Web page and app entries
◆ ◆ ◆ ◆ ◆ ◆ ◆
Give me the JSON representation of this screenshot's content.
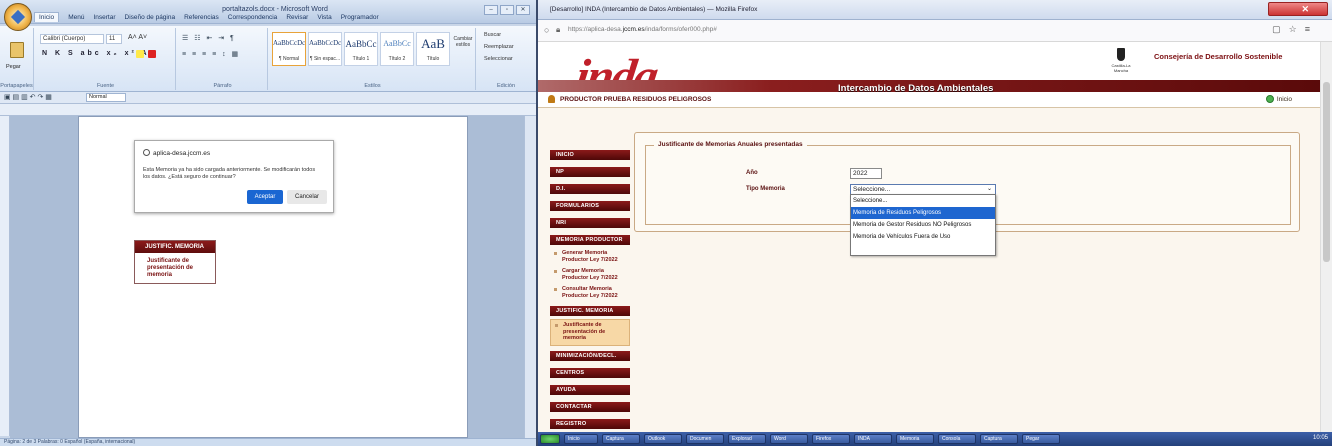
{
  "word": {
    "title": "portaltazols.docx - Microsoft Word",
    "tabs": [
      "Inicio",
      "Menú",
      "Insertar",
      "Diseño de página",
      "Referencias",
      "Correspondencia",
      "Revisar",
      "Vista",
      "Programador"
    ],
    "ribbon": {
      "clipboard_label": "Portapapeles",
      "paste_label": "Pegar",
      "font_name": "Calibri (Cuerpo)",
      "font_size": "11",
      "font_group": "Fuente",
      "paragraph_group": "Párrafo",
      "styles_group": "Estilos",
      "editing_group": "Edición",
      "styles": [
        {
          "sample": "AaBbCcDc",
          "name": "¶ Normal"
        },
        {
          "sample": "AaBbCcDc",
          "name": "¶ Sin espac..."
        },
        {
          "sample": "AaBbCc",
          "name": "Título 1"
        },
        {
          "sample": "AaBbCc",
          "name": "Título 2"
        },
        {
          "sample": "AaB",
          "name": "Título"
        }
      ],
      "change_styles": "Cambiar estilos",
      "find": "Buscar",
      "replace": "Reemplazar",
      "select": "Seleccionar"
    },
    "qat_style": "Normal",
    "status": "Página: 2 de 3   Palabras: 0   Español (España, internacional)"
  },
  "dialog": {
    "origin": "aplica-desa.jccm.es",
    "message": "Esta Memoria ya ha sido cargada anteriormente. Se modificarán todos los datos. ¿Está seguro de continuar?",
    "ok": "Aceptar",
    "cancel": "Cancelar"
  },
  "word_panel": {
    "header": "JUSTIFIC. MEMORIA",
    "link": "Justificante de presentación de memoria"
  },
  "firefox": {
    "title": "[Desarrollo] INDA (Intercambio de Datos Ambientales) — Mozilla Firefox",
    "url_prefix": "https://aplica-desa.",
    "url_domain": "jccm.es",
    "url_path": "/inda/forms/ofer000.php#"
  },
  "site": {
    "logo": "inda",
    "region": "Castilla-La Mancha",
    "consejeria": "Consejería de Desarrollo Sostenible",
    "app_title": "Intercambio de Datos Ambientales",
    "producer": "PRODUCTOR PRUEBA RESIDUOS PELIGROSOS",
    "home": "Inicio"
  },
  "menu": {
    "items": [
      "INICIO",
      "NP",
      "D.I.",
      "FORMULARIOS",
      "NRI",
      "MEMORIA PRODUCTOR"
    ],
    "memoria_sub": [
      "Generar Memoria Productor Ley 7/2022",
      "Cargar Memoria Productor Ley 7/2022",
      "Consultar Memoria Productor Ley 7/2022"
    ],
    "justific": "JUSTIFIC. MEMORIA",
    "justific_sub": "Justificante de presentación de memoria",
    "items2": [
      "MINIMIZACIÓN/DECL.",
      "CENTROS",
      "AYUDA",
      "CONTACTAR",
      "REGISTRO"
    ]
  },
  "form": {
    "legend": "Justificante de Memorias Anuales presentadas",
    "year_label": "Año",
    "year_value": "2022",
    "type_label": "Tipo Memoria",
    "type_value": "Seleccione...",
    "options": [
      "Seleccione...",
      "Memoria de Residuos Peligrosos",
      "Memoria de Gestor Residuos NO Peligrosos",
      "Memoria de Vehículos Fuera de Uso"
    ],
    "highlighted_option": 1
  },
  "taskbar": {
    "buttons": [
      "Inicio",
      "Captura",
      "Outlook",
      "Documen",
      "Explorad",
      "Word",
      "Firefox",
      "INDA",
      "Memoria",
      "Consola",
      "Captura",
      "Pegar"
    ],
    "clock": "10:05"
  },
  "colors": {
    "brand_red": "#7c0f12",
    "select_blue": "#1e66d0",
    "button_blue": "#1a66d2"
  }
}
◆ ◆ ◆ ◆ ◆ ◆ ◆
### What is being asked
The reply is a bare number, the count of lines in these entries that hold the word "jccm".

### The completed task
2